This post summarizes the philosophy behind “Start With Why” and dives into its relation to the product marketing industry.
So let’s jump into the key takeaways from this book.
Follow The Golden Circle
Imagine a circle with three rings. The outer ring is WHAT someone does. For example, “We sell tablets.” The middle ring is HOW the person does things, like, “We sell tablets with a lifetime guarantee.” And the inside of the circle is the WHY which is the purpose, cause, or belief that only a few can tell. Yet this is the key to long-term success.
Starting with the WHY is definitely harder as it involves a lot of introspection, inspiration, vision, and clarity. Most companies start with the most superficial layer, which is the easiest to identify and communicate: the WHAT—unfortunately turning into manipulations to sell a product.
Manipulations can work, but only for short-term solutions. Loyal, repeat customers won’t buy the WHAT– they always buy the WHY.
To answer your WHY, take a step back and examine the big, bold vision that motivates your company. Once you have your WHY, you’ll have a guideline for decision-making to ensure that everyone and every action is working towards the same goal.
The result is:
- Companies that are less dependent on sales and promotions and more focused on developing a loyal customer base willing to pay the full price.
- Avoid wasting time and money targeting people who just want your end product, and focus on attracting customers who believe what you believe instead.
- Less competition and more flexibility when you have taught people to trust you.
As an example, Simon points out how “Apple” didn’t market themselves as creators of computers like Dell. Instead, they sold themselves as challengers of the status quo, focusing on the WHY and empowering individuals.
And finally, the WHY alone isn’t enough. While it helps your customers understand the vision and passion, passion alone won’t cut it. You still need to show the structure and what it will take to execute that vision.

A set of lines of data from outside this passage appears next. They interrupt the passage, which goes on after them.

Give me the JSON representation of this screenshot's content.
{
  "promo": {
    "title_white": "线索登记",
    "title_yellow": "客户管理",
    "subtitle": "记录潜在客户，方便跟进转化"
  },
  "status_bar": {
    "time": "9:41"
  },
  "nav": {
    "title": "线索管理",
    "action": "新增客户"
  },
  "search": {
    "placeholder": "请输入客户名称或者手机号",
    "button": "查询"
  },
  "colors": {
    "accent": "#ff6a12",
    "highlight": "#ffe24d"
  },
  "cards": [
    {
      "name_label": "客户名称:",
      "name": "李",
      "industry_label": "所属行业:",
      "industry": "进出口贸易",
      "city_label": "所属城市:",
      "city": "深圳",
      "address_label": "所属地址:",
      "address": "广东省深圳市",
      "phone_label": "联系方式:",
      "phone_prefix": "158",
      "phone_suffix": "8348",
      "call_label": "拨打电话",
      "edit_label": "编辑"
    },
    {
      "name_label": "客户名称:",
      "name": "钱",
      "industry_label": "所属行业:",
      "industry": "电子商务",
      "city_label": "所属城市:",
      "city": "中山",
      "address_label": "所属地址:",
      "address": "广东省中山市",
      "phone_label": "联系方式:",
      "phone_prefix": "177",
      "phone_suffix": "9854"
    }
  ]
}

It starts with the WHY, so focus on that first, and the rest of your business will function more smoothly.